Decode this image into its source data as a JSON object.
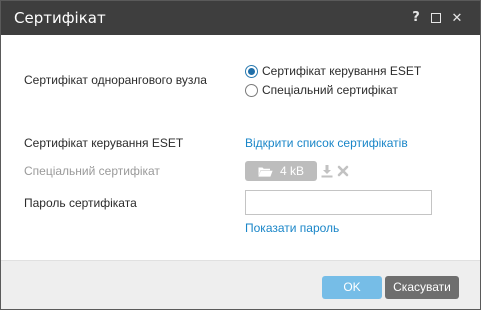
{
  "dialog": {
    "title": "Сертифікат",
    "help_glyph": "?",
    "close_glyph": "✕"
  },
  "form": {
    "peer_cert_label": "Сертифікат однорангового вузла",
    "radio_options": [
      {
        "label": "Сертифікат керування ESET",
        "checked": true
      },
      {
        "label": "Спеціальний сертифікат",
        "checked": false
      }
    ],
    "eset_cert_label": "Сертифікат керування ESET",
    "open_cert_list_link": "Відкрити список сертифікатів",
    "custom_cert_label": "Спеціальний сертифікат",
    "file_size": "4 kB",
    "password_label": "Пароль сертифіката",
    "password_value": "",
    "show_password_link": "Показати пароль"
  },
  "footer": {
    "ok_label": "OK",
    "cancel_label": "Скасувати"
  },
  "colors": {
    "titlebar": "#3e3e3e",
    "link": "#1a86c8",
    "ok_button": "#76bde7",
    "cancel_button": "#6e6e6e",
    "upload_button": "#bdbdbd"
  }
}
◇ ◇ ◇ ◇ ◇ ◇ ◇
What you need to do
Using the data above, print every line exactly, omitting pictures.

Task output
Decode this image into its source data as a JSON object.
{
  "dialog": {
    "title": "Сертифікат",
    "help_glyph": "?",
    "close_glyph": "✕"
  },
  "form": {
    "peer_cert_label": "Сертифікат однорангового вузла",
    "radio_options": [
      {
        "label": "Сертифікат керування ESET",
        "checked": true
      },
      {
        "label": "Спеціальний сертифікат",
        "checked": false
      }
    ],
    "eset_cert_label": "Сертифікат керування ESET",
    "open_cert_list_link": "Відкрити список сертифікатів",
    "custom_cert_label": "Спеціальний сертифікат",
    "file_size": "4 kB",
    "password_label": "Пароль сертифіката",
    "password_value": "",
    "show_password_link": "Показати пароль"
  },
  "footer": {
    "ok_label": "OK",
    "cancel_label": "Скасувати"
  },
  "colors": {
    "titlebar": "#3e3e3e",
    "link": "#1a86c8",
    "ok_button": "#76bde7",
    "cancel_button": "#6e6e6e",
    "upload_button": "#bdbdbd"
  }
}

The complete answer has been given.